• **WHAT YOU SHOULD DO**
Your task is to repeat all of the data exactly while excluding the pictures.

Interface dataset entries
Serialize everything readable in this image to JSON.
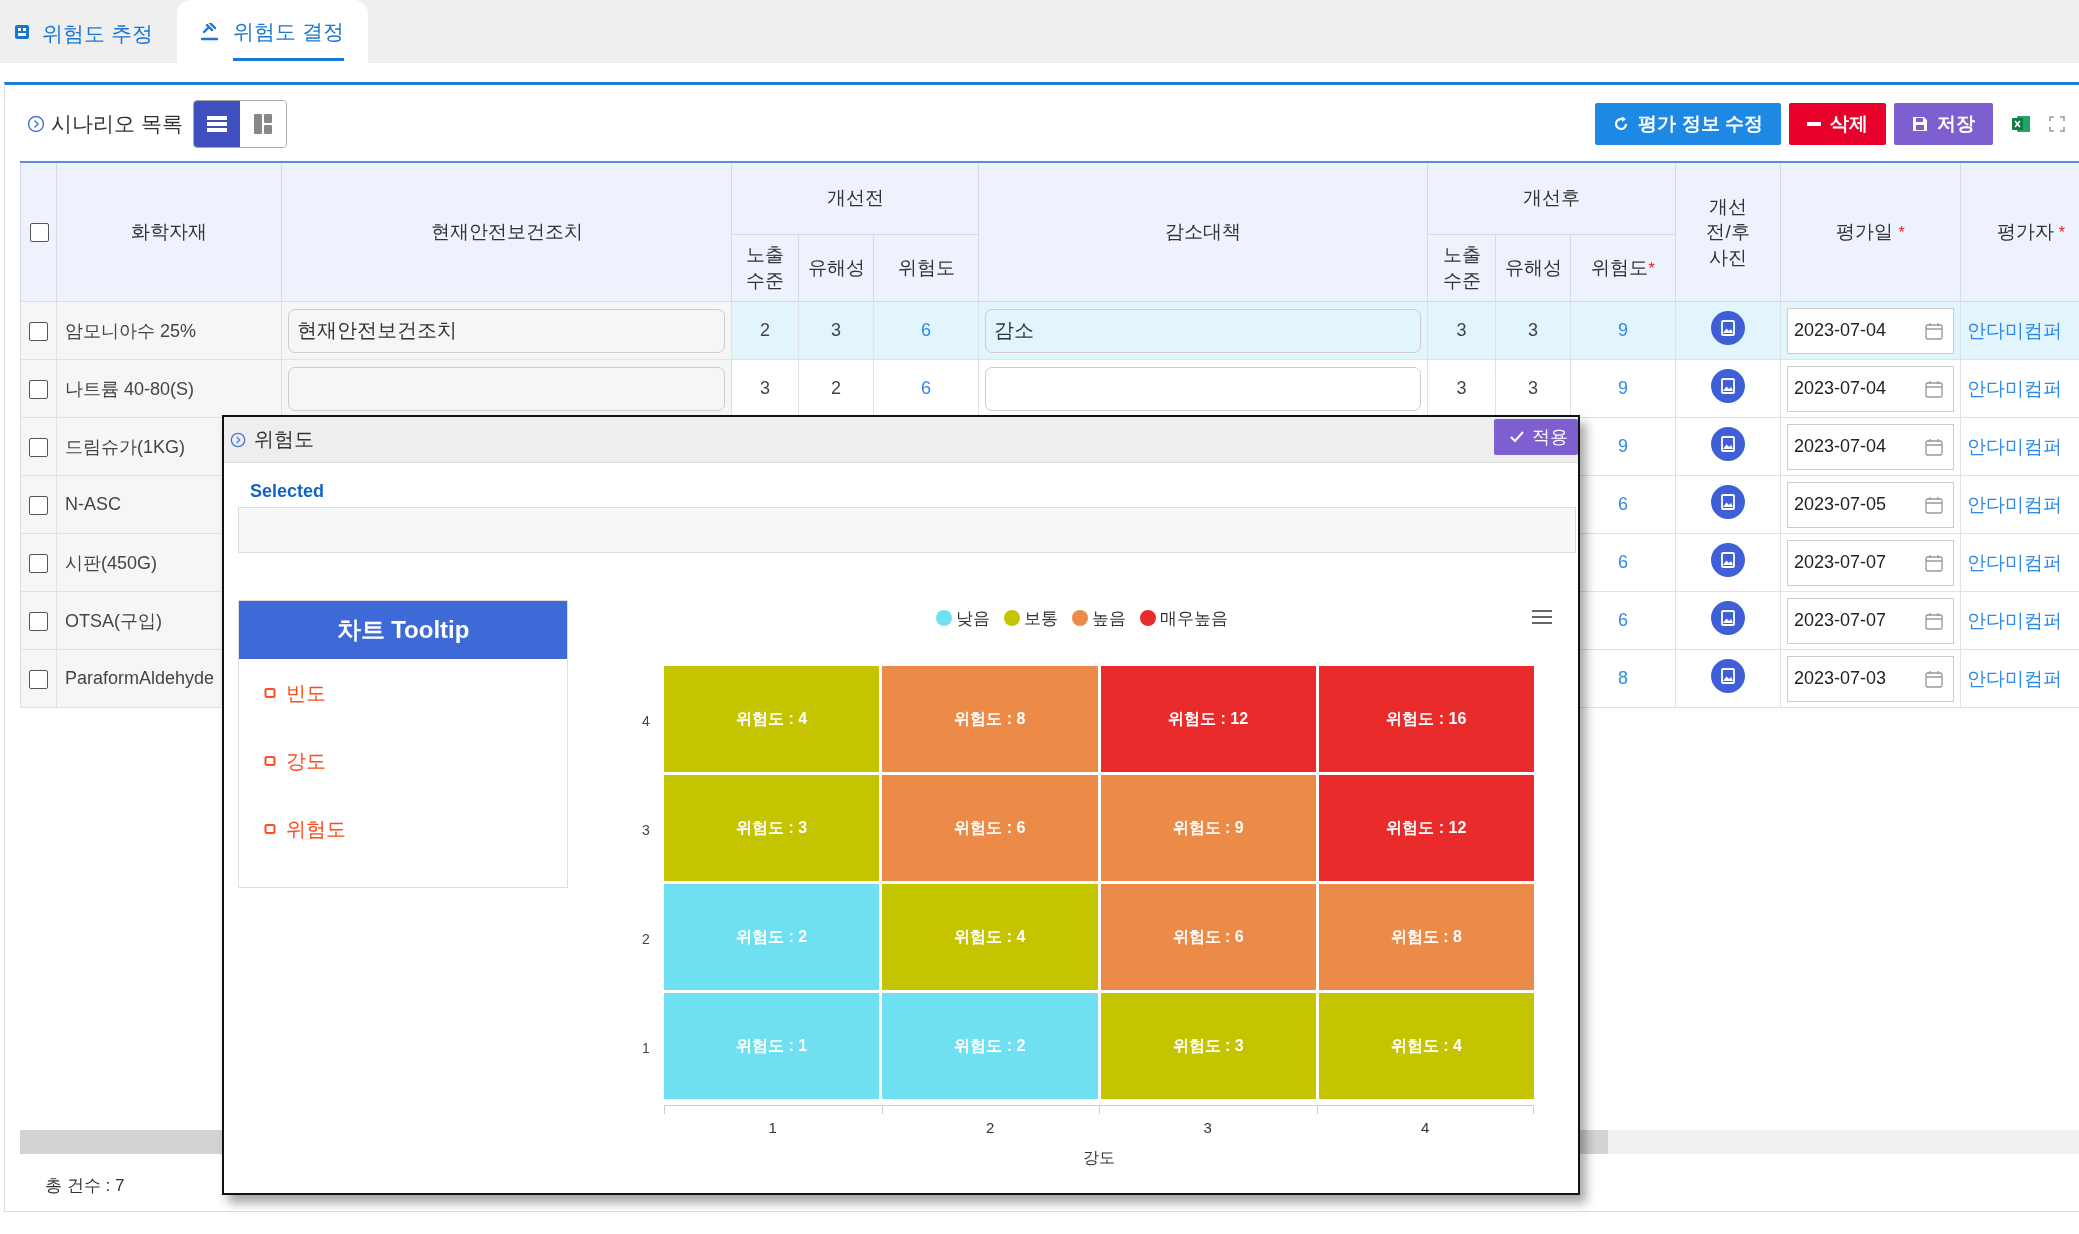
{
  "tabs": [
    {
      "label": "위험도 추정",
      "kind": "estimate",
      "selected": false
    },
    {
      "label": "위험도 결정",
      "kind": "decide",
      "selected": true
    }
  ],
  "panel": {
    "title": "시나리오 목록",
    "view_toggle": [
      {
        "kind": "list",
        "selected": true
      },
      {
        "kind": "columns",
        "selected": false
      }
    ],
    "actions": [
      {
        "kind": "edit",
        "label": "평가 정보 수정"
      },
      {
        "kind": "delete",
        "label": "삭제"
      },
      {
        "kind": "save",
        "label": "저장"
      }
    ],
    "table": {
      "header_checked": false,
      "header": {
        "material": "화학자재",
        "measures": "현재안전보건조치",
        "before": "개선전",
        "reduction": "감소대책",
        "after": "개선후",
        "photo": "개선\n전/후\n사진",
        "date": {
          "label": "평가일",
          "mark": "*"
        },
        "evaluator": {
          "label": "평가자",
          "mark": "*"
        },
        "before_sub": [
          {
            "label": "노출\n수준"
          },
          {
            "label": "유해성"
          },
          {
            "label": "위험도"
          }
        ],
        "after_sub": [
          {
            "label": "노출\n수준"
          },
          {
            "label": "유해성"
          },
          {
            "label": "위험도",
            "mark": "*"
          }
        ]
      },
      "rows": [
        {
          "checked": false,
          "selected": true,
          "material": "암모니아수 25%",
          "measures": "현재안전보건조치",
          "before": [
            "2",
            "3",
            "6"
          ],
          "reduction": "감소",
          "after": [
            "3",
            "3",
            "9"
          ],
          "date": "2023-07-04",
          "evaluator": "안다미컴퍼"
        },
        {
          "checked": false,
          "selected": false,
          "material": "나트륨 40-80(S)",
          "measures": "",
          "before": [
            "3",
            "2",
            "6"
          ],
          "reduction": "",
          "after": [
            "3",
            "3",
            "9"
          ],
          "date": "2023-07-04",
          "evaluator": "안다미컴퍼"
        },
        {
          "checked": false,
          "selected": false,
          "material": "드림슈가(1KG)",
          "after_risk": "9",
          "date": "2023-07-04",
          "evaluator": "안다미컴퍼"
        },
        {
          "checked": false,
          "selected": false,
          "material": "N-ASC",
          "after_risk": "6",
          "date": "2023-07-05",
          "evaluator": "안다미컴퍼"
        },
        {
          "checked": false,
          "selected": false,
          "material": "시판(450G)",
          "after_risk": "6",
          "date": "2023-07-07",
          "evaluator": "안다미컴퍼"
        },
        {
          "checked": false,
          "selected": false,
          "material": "OTSA(구입)",
          "after_risk": "6",
          "date": "2023-07-07",
          "evaluator": "안다미컴퍼"
        },
        {
          "checked": false,
          "selected": false,
          "material": "ParaformAldehyde",
          "after_risk": "8",
          "date": "2023-07-03",
          "evaluator": "안다미컴퍼"
        }
      ]
    },
    "total": "총 건수 : 7"
  },
  "popup": {
    "title": "위험도",
    "apply_label": "적용",
    "selected_label": "Selected",
    "tooltip_panel": {
      "title": "차트 Tooltip",
      "items": [
        {
          "label": "빈도"
        },
        {
          "label": "강도"
        },
        {
          "label": "위험도"
        }
      ]
    },
    "heatmap": {
      "legend": [
        {
          "label": "낮음",
          "color": "#6fe0f2"
        },
        {
          "label": "보통",
          "color": "#c5c400"
        },
        {
          "label": "높음",
          "color": "#eb8b47"
        },
        {
          "label": "매우높음",
          "color": "#e92b2b"
        }
      ],
      "y_ticks": [
        "4",
        "3",
        "2",
        "1"
      ],
      "x_ticks": [
        "1",
        "2",
        "3",
        "4"
      ],
      "x_title": "강도",
      "rows": [
        [
          {
            "label": "위험도 : 4",
            "color": "#c5c400"
          },
          {
            "label": "위험도 : 8",
            "color": "#eb8b47"
          },
          {
            "label": "위험도 : 12",
            "color": "#e92b2b"
          },
          {
            "label": "위험도 : 16",
            "color": "#e92b2b"
          }
        ],
        [
          {
            "label": "위험도 : 3",
            "color": "#c5c400"
          },
          {
            "label": "위험도 : 6",
            "color": "#eb8b47"
          },
          {
            "label": "위험도 : 9",
            "color": "#eb8b47"
          },
          {
            "label": "위험도 : 12",
            "color": "#e92b2b"
          }
        ],
        [
          {
            "label": "위험도 : 2",
            "color": "#6fe0f2"
          },
          {
            "label": "위험도 : 4",
            "color": "#c5c400"
          },
          {
            "label": "위험도 : 6",
            "color": "#eb8b47"
          },
          {
            "label": "위험도 : 8",
            "color": "#eb8b47"
          }
        ],
        [
          {
            "label": "위험도 : 1",
            "color": "#6fe0f2"
          },
          {
            "label": "위험도 : 2",
            "color": "#6fe0f2"
          },
          {
            "label": "위험도 : 3",
            "color": "#c5c400"
          },
          {
            "label": "위험도 : 4",
            "color": "#c5c400"
          }
        ]
      ]
    }
  }
}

• **THE COMPLETED TASK**
Serialize everything readable in this image to JSON.
{
  "tabs": [
    {
      "label": "위험도 추정",
      "kind": "estimate",
      "selected": false
    },
    {
      "label": "위험도 결정",
      "kind": "decide",
      "selected": true
    }
  ],
  "panel": {
    "title": "시나리오 목록",
    "view_toggle": [
      {
        "kind": "list",
        "selected": true
      },
      {
        "kind": "columns",
        "selected": false
      }
    ],
    "actions": [
      {
        "kind": "edit",
        "label": "평가 정보 수정"
      },
      {
        "kind": "delete",
        "label": "삭제"
      },
      {
        "kind": "save",
        "label": "저장"
      }
    ],
    "table": {
      "header_checked": false,
      "header": {
        "material": "화학자재",
        "measures": "현재안전보건조치",
        "before": "개선전",
        "reduction": "감소대책",
        "after": "개선후",
        "photo": "개선\n전/후\n사진",
        "date": {
          "label": "평가일",
          "mark": "*"
        },
        "evaluator": {
          "label": "평가자",
          "mark": "*"
        },
        "before_sub": [
          {
            "label": "노출\n수준"
          },
          {
            "label": "유해성"
          },
          {
            "label": "위험도"
          }
        ],
        "after_sub": [
          {
            "label": "노출\n수준"
          },
          {
            "label": "유해성"
          },
          {
            "label": "위험도",
            "mark": "*"
          }
        ]
      },
      "rows": [
        {
          "checked": false,
          "selected": true,
          "material": "암모니아수 25%",
          "measures": "현재안전보건조치",
          "before": [
            "2",
            "3",
            "6"
          ],
          "reduction": "감소",
          "after": [
            "3",
            "3",
            "9"
          ],
          "date": "2023-07-04",
          "evaluator": "안다미컴퍼"
        },
        {
          "checked": false,
          "selected": false,
          "material": "나트륨 40-80(S)",
          "measures": "",
          "before": [
            "3",
            "2",
            "6"
          ],
          "reduction": "",
          "after": [
            "3",
            "3",
            "9"
          ],
          "date": "2023-07-04",
          "evaluator": "안다미컴퍼"
        },
        {
          "checked": false,
          "selected": false,
          "material": "드림슈가(1KG)",
          "after_risk": "9",
          "date": "2023-07-04",
          "evaluator": "안다미컴퍼"
        },
        {
          "checked": false,
          "selected": false,
          "material": "N-ASC",
          "after_risk": "6",
          "date": "2023-07-05",
          "evaluator": "안다미컴퍼"
        },
        {
          "checked": false,
          "selected": false,
          "material": "시판(450G)",
          "after_risk": "6",
          "date": "2023-07-07",
          "evaluator": "안다미컴퍼"
        },
        {
          "checked": false,
          "selected": false,
          "material": "OTSA(구입)",
          "after_risk": "6",
          "date": "2023-07-07",
          "evaluator": "안다미컴퍼"
        },
        {
          "checked": false,
          "selected": false,
          "material": "ParaformAldehyde",
          "after_risk": "8",
          "date": "2023-07-03",
          "evaluator": "안다미컴퍼"
        }
      ]
    },
    "total": "총 건수 : 7"
  },
  "popup": {
    "title": "위험도",
    "apply_label": "적용",
    "selected_label": "Selected",
    "tooltip_panel": {
      "title": "차트 Tooltip",
      "items": [
        {
          "label": "빈도"
        },
        {
          "label": "강도"
        },
        {
          "label": "위험도"
        }
      ]
    },
    "heatmap": {
      "legend": [
        {
          "label": "낮음",
          "color": "#6fe0f2"
        },
        {
          "label": "보통",
          "color": "#c5c400"
        },
        {
          "label": "높음",
          "color": "#eb8b47"
        },
        {
          "label": "매우높음",
          "color": "#e92b2b"
        }
      ],
      "y_ticks": [
        "4",
        "3",
        "2",
        "1"
      ],
      "x_ticks": [
        "1",
        "2",
        "3",
        "4"
      ],
      "x_title": "강도",
      "rows": [
        [
          {
            "label": "위험도 : 4",
            "color": "#c5c400"
          },
          {
            "label": "위험도 : 8",
            "color": "#eb8b47"
          },
          {
            "label": "위험도 : 12",
            "color": "#e92b2b"
          },
          {
            "label": "위험도 : 16",
            "color": "#e92b2b"
          }
        ],
        [
          {
            "label": "위험도 : 3",
            "color": "#c5c400"
          },
          {
            "label": "위험도 : 6",
            "color": "#eb8b47"
          },
          {
            "label": "위험도 : 9",
            "color": "#eb8b47"
          },
          {
            "label": "위험도 : 12",
            "color": "#e92b2b"
          }
        ],
        [
          {
            "label": "위험도 : 2",
            "color": "#6fe0f2"
          },
          {
            "label": "위험도 : 4",
            "color": "#c5c400"
          },
          {
            "label": "위험도 : 6",
            "color": "#eb8b47"
          },
          {
            "label": "위험도 : 8",
            "color": "#eb8b47"
          }
        ],
        [
          {
            "label": "위험도 : 1",
            "color": "#6fe0f2"
          },
          {
            "label": "위험도 : 2",
            "color": "#6fe0f2"
          },
          {
            "label": "위험도 : 3",
            "color": "#c5c400"
          },
          {
            "label": "위험도 : 4",
            "color": "#c5c400"
          }
        ]
      ]
    }
  }
}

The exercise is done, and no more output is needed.